I'm so glad that Jesus finished his work on the cross and that we no longer have to kill bulls in order to have a relationship with God. This Easter may we take advantage of the unbelievable truth of the finished work of Jesus Christ.
That's right, that Catholic Church named 7 new sins on March 11th. Here is the list of the "new" offenders. Let me know what you think...
Polluting the environment
Being obscenely rich
To call some of these sins 'new' is hilarious. For example, social injustice is one of the main themes of the old testament. We could go on and on, but I'll leave it at that for now. I'd love to hear your thoughts on this.
Now is a great time of year to be a sports fan. There are a ton a basketball tournaments taking place... and march madness is right around the corner. I can't wait. It's always a great time. The glory of the tournament is that there are always upsets and you never know who is going to win. My pick this year... UCLA. I think they are going to surprise!
Last night I watch the movie "Into the Wild." I though it was a great movie overall (there were a few unnecessary scenes - if you know what I mean). The movie is based off of a Jon Krakauer book by the same title. The book was better, but the movie was very good as well.
The story is about a man who graduates from college and embarks on a journey to find true life. He is disenfranchised by the typical American existence and sets out to find his own way. The movie does a great job portraying the longing that exists in every human soul - the desire to be fulfilled in life, to feel like your life has significance, etc.
I won't spoil the movie for you, but I thought the last line of the movie summarized the point brilliantly. Christopher McCandless wrote, "Happiness isn't real unless it is shared."

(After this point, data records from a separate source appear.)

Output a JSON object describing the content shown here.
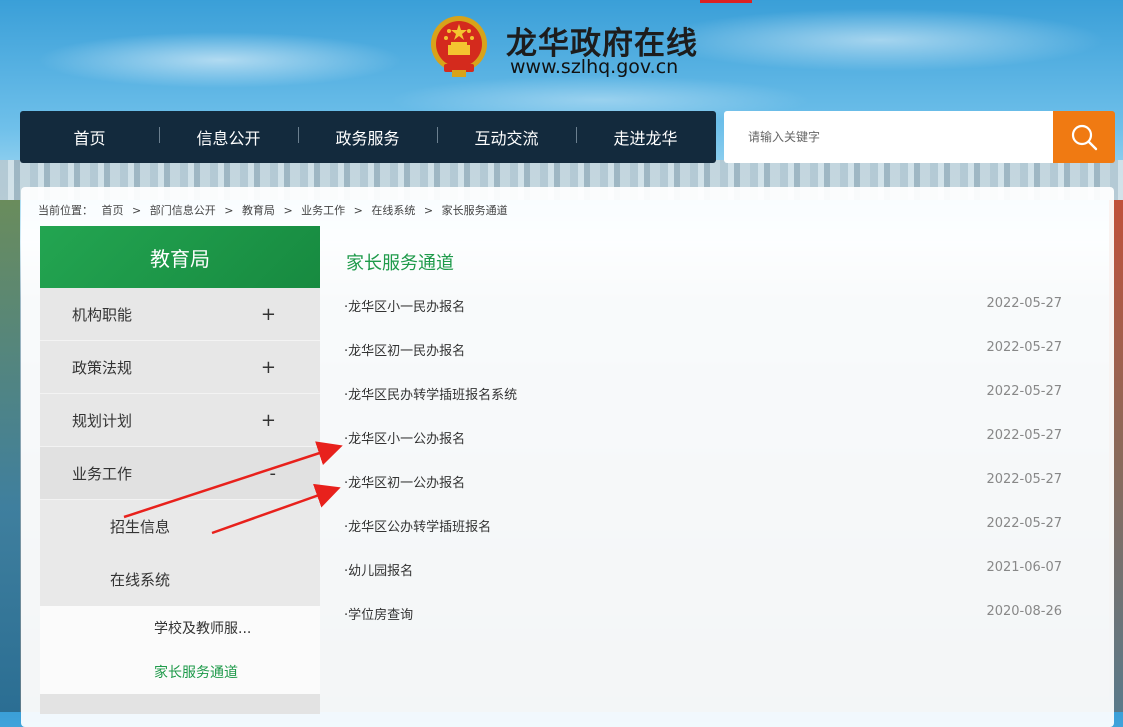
{
  "header": {
    "site_title": "龙华政府在线",
    "site_url": "www.szlhq.gov.cn"
  },
  "nav": {
    "items": [
      "首页",
      "信息公开",
      "政务服务",
      "互动交流",
      "走进龙华"
    ]
  },
  "search": {
    "placeholder": "请输入关键字"
  },
  "breadcrumb": {
    "prefix": "当前位置：",
    "items": [
      "首页",
      "部门信息公开",
      "教育局",
      "业务工作",
      "在线系统",
      "家长服务通道"
    ],
    "separator": ">"
  },
  "sidebar": {
    "title": "教育局",
    "items": [
      {
        "label": "机构职能",
        "symbol": "+"
      },
      {
        "label": "政策法规",
        "symbol": "+"
      },
      {
        "label": "规划计划",
        "symbol": "+"
      },
      {
        "label": "业务工作",
        "symbol": "-"
      }
    ],
    "sub_items": [
      "招生信息",
      "在线系统"
    ],
    "sub_sub_items": [
      "学校及教师服...",
      "家长服务通道"
    ]
  },
  "content": {
    "title": "家长服务通道",
    "list": [
      {
        "title": "·龙华区小一民办报名",
        "date": "2022-05-27"
      },
      {
        "title": "·龙华区初一民办报名",
        "date": "2022-05-27"
      },
      {
        "title": "·龙华区民办转学插班报名系统",
        "date": "2022-05-27"
      },
      {
        "title": "·龙华区小一公办报名",
        "date": "2022-05-27"
      },
      {
        "title": "·龙华区初一公办报名",
        "date": "2022-05-27"
      },
      {
        "title": "·龙华区公办转学插班报名",
        "date": "2022-05-27"
      },
      {
        "title": "·幼儿园报名",
        "date": "2021-06-07"
      },
      {
        "title": "·学位房查询",
        "date": "2020-08-26"
      }
    ]
  },
  "colors": {
    "nav_bg": "#132a3d",
    "accent_green": "#1e9a4a",
    "search_button": "#f07a12",
    "annotation_arrow": "#e8211c"
  },
  "icons": {
    "emblem": "national-emblem-icon",
    "search": "search-icon"
  }
}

This weekend we are going to be starting a new series looking (over the next 3 weeks) at the words that Jesus said on the cross. Through all 4 gospels, we only have 7 statements that he made. We have to assume that these utterances were important.
The first statement we are looking at is, "My God, my God, why have you forsaken me." As I thought about this amazing cry of Jesus, there were a few things that came to my mind. First, the trinity was separated for the first time... ever. I had a theology prof that used to say that we in the west see the trinity as a problem to solve - when in reality it should be a mystery to enjoy. We serve a relational God. Embedded within this cry is the pain of relational agony. The father and son separated. The second thing that I thought about was the way that Jesus actually became sin for us (2 Cor 5:21). What an amazing truth, and yet I really can't wrap my arms around the concept.
I think that one of the things I resonate with most about these cries of Jesus is that we have a God who can relate. We have a God who can relate to loneliness, pain, a broken heart, etc. Our God can relate to where we are at. What a wonderful truth.
My hope this year is that we don't journey so quickly to the open tomb that we fail to see the crucified savior. I think that especially evangelicals (maybe protestants in general) are so quick to pass by the crucifixion. This year, let's really think about the sacrifice that God made in order to make a way for us to be with him. Jesus took the separation that we truly deserved.